WHEREAS, On April 12, 1861, the Union brought into existence by such American giants as Washington, Jefferson, Franklin, Adams and Madison, forged in the crucible of the blood and fire of the Revolution, came to an end. The bombardment which reduced Fort Sumter to rubble marked the death of the original American experiment in democracy. Four years later, on April 9, 1865, at Appomattox Court House, Virginia, the greatest war in American history came to an end, but the ante bellum Union was as much a victim of this watershed conflict as any of its more than 600,000 casualties. In truth, all American history either points to the Civil War or is a consequence of that apocalyptic struggle; and
WHEREAS, Long before it broke away from Great Britain, America was a country cursed with the evil of slavery, and even after the Revolution, the United States more closely resembled two nations than one. The passage of time served only to widen the chasm between North and South, and while other social and economic factors also divided these areas of the country, it was the spectre of human bondage that came to dominate the intellectual, political, and moral attention of the nation. In an irony of historic proportions, the defenders of the "Peculiar Institution" increasingly came to see themselves, and their region of the country, as chronic, subjugated victims of the growing political and economic strength of their northern brethren; and
WHEREAS, The nation which emerged from the Civil War would never again face such monstrous sectional strife as its people finally came to see themselves, first and foremost, as citizens of the nation, and no longer primarily identified themselves with their native states. Second only to the abolition of slavery, this realization of national union was the greatest positive consequence of the conflict; and
WHEREAS, Modern America is a country which all too often takes its past and its freedoms for granted.
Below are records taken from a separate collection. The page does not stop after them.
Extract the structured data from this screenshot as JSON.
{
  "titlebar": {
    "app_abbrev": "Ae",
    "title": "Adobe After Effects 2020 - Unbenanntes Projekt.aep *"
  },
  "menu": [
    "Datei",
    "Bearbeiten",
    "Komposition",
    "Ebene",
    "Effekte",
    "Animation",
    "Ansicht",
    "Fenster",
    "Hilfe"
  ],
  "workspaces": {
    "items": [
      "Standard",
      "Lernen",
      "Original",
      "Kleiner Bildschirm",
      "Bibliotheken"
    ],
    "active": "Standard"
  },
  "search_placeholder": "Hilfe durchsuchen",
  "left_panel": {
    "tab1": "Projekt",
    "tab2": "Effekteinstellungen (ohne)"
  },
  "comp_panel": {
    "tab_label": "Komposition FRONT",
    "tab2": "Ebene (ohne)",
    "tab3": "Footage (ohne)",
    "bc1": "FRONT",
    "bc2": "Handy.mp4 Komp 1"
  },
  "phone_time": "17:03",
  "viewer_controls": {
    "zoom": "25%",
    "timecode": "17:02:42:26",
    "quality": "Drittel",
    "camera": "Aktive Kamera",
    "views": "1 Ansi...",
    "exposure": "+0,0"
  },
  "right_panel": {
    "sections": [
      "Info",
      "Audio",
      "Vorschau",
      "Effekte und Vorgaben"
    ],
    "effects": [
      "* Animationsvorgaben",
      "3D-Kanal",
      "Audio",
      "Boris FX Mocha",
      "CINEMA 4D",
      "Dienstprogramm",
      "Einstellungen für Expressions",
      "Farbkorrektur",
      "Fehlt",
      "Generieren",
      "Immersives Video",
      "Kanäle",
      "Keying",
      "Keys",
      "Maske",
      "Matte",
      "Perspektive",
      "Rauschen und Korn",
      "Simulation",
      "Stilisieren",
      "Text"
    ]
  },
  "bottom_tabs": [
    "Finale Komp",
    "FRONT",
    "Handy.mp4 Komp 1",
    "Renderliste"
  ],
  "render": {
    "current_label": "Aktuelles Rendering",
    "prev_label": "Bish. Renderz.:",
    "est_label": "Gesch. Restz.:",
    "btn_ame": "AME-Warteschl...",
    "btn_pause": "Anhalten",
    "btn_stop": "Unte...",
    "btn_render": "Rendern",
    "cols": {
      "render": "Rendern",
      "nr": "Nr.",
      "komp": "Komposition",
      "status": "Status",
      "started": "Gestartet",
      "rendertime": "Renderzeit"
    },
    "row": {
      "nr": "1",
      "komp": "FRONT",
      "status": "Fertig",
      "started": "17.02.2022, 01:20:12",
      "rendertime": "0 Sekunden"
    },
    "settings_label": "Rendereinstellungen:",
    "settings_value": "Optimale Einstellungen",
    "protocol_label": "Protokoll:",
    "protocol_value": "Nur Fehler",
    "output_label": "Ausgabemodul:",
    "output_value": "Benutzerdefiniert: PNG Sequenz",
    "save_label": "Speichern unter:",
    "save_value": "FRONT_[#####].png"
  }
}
It is important, therefore, for this nation's history to transcend being bound in books; it must also live in the hearts and imaginations of its people. Rhode Island, and all of the United States, owe a great debt of gratitude to organizations such as the Ladies Auxiliary of the Sons of Union Veterans of the Civil War for making history come alive in ways that illustrate that it is an integral part of all of our lives; and
WHEREAS, Created "To carry on the work of the Grand Army of the Republic," the Ladies Auxiliary of the Sons of Union Veterans of the Civil War came into being seventy-five years ago to make Rhode Islanders aware of the deeds and services of the Ocean State's Civil War veterans to the state and nation; and
WHEREAS, Visiting area schools to hand out flags, doing charitable works, and offering living history re-creations, such as the organization's April 5, 1997 Annual Appomattox Day Encampment, the Ladies Auxiliary of the Sons of Union Veterans of the Civil War is a patriotic organization dedicated to the vital task of preserving the living history of Rhode Island and the United States; now, therefore, be it
RESOLVED, That this House of Representatives of the State of Rhode Island and Providence Plantations hereby commemorates the 75th Anniversary of the Ladies Auxiliary of the Sons of Union Veterans of the Civil War, and honors its loyal and devoted members for keeping alive the spirit and importance of this crucial time in our history; and be it further
RESOLVED, That the Secretary of State be and he hereby is authorized and directed to transmit a duly certified copy of this resolution to Mary Mierka, President of the Ladies Auxiliary of the Sons of Union Veterans of the Civil War.